Nora Dunn knows how to tell a story. Particularly when she’s telling it from the perspective of a character. From an old-school Hollywood agent to a precocious girl who attends a school for the creatively gifted, Dunn uses these characterizations as a conduit to tell her side of the showbiz story. The side where a shy, “hopelessly Midwestern” girl, such as herself, finds herself ill-equipped for the fast-paced “let’s have lunch” Hollywood lifestyle.

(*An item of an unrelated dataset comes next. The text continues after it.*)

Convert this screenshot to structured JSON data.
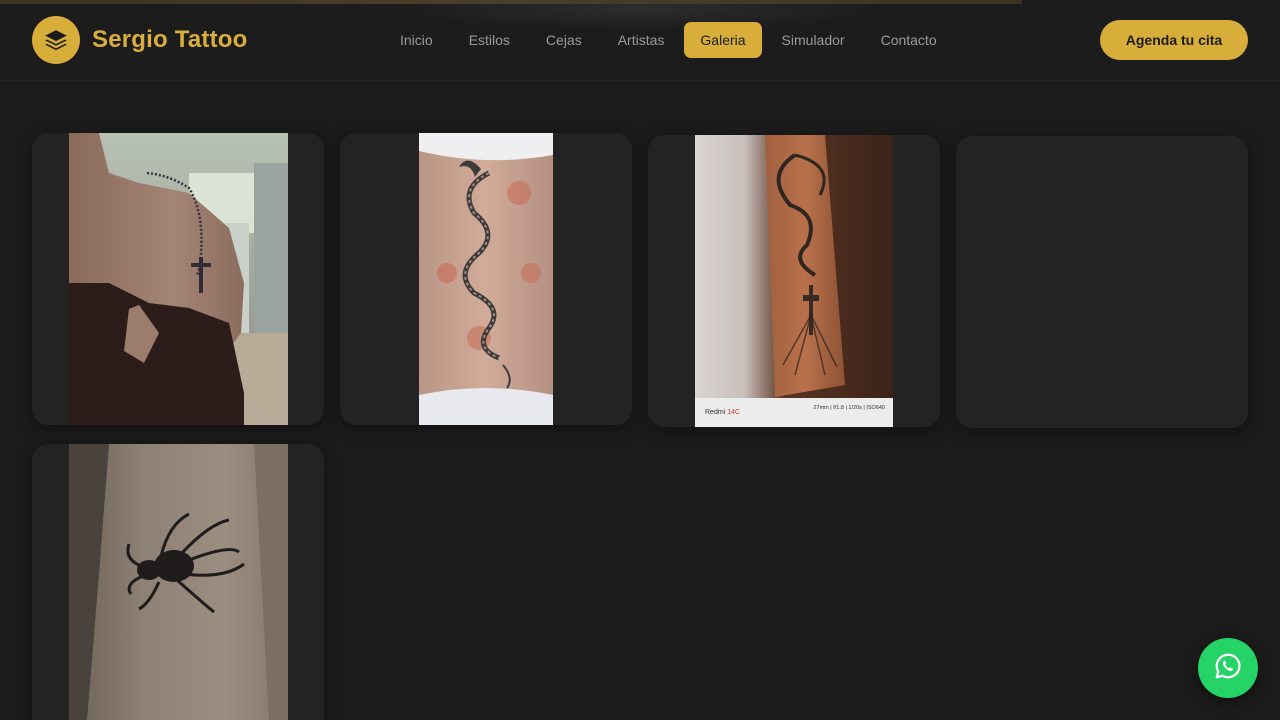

It’s when she switches back to her persona, Nora Dunn, that the show falters in its footing. That’s not to say Dunn, best known for her late ’80s-early ’90s stint on SNL, isn’t an engaging personality — she’s honest, grounded, accessible and immensely likable. No, the problem is she seems least comfortable as herself. Which is oddly fitting, given that her show explores the challenge of being a performer vs. being a personality. And personalities are what make connections and build careers. Read the full review on The Huffington Post >